Every line containing the string "title" should be returned from the records.

- [Provided data]:

# # # # # # #

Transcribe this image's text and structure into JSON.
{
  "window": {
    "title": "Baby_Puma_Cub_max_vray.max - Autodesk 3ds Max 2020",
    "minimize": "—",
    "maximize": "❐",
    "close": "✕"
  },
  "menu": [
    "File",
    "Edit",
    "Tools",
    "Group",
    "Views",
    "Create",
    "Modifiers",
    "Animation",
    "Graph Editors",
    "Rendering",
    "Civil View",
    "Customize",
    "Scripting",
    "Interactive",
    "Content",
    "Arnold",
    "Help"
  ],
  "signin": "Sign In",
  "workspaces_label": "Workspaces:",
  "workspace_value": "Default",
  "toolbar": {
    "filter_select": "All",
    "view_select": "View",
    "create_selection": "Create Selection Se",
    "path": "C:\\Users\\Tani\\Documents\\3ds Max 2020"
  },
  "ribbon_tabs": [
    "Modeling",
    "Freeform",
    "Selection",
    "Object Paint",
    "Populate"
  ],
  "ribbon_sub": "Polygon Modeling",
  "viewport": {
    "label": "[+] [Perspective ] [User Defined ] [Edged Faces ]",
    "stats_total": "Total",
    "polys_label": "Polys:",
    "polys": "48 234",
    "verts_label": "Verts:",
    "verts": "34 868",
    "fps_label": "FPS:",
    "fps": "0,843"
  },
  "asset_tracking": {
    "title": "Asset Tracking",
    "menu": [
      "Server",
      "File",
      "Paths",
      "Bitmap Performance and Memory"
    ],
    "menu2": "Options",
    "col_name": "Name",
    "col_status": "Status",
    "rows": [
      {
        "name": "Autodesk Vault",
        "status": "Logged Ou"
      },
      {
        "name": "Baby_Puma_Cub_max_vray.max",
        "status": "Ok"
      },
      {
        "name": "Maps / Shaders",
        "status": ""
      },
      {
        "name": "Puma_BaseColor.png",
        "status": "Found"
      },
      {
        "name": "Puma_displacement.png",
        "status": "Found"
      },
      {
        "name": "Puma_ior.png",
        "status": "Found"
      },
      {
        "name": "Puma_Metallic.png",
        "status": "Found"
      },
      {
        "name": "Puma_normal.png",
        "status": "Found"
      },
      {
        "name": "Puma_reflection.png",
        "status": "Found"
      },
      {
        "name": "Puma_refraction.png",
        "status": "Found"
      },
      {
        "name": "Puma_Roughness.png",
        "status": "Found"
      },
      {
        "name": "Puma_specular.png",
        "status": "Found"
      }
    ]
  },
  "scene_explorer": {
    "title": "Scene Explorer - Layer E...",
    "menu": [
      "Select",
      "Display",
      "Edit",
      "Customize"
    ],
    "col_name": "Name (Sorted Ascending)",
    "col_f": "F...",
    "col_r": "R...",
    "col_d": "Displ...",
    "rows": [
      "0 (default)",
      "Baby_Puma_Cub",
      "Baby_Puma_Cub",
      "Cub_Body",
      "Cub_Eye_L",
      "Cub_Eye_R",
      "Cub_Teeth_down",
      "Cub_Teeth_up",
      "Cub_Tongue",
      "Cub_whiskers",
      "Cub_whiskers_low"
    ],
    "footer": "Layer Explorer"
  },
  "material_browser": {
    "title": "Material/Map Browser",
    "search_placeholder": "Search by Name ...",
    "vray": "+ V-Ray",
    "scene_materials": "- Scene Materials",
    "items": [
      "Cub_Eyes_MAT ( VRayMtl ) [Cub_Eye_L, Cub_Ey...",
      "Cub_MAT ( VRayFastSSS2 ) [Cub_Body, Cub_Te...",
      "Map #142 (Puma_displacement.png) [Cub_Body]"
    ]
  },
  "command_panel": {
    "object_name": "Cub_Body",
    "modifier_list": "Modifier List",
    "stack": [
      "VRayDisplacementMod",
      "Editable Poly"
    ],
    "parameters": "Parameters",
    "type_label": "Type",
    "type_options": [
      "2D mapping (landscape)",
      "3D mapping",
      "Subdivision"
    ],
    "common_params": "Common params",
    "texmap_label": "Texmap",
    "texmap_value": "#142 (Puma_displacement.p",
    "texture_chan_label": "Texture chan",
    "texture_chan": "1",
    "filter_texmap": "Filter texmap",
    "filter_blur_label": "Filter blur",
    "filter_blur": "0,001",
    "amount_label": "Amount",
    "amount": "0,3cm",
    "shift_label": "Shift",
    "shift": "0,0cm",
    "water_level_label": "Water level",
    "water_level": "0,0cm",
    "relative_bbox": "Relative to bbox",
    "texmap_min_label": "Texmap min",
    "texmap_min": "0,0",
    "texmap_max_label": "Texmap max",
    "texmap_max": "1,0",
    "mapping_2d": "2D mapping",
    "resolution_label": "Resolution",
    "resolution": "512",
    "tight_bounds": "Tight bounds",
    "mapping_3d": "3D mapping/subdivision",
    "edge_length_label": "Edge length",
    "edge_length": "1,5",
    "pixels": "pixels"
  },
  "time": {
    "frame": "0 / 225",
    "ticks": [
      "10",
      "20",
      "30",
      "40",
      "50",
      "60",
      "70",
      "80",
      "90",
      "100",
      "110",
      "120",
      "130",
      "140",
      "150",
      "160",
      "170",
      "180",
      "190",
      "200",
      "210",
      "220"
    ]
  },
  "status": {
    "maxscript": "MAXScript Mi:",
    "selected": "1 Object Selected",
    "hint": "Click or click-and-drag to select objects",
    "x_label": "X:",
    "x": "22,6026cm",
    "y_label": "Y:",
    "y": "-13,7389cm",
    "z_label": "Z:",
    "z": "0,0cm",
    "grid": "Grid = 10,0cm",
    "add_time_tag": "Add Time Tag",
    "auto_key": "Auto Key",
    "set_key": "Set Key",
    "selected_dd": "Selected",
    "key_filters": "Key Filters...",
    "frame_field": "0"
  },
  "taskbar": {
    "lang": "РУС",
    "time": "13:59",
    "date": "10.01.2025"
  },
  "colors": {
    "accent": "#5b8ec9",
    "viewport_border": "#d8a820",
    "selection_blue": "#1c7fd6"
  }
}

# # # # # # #

- [Solution]:
    "title": "Baby_Puma_Cub_max_vray.max - Autodesk 3ds Max 2020",
    "title": "Asset Tracking",
    "title": "Scene Explorer - Layer E...",
    "title": "Material/Map Browser",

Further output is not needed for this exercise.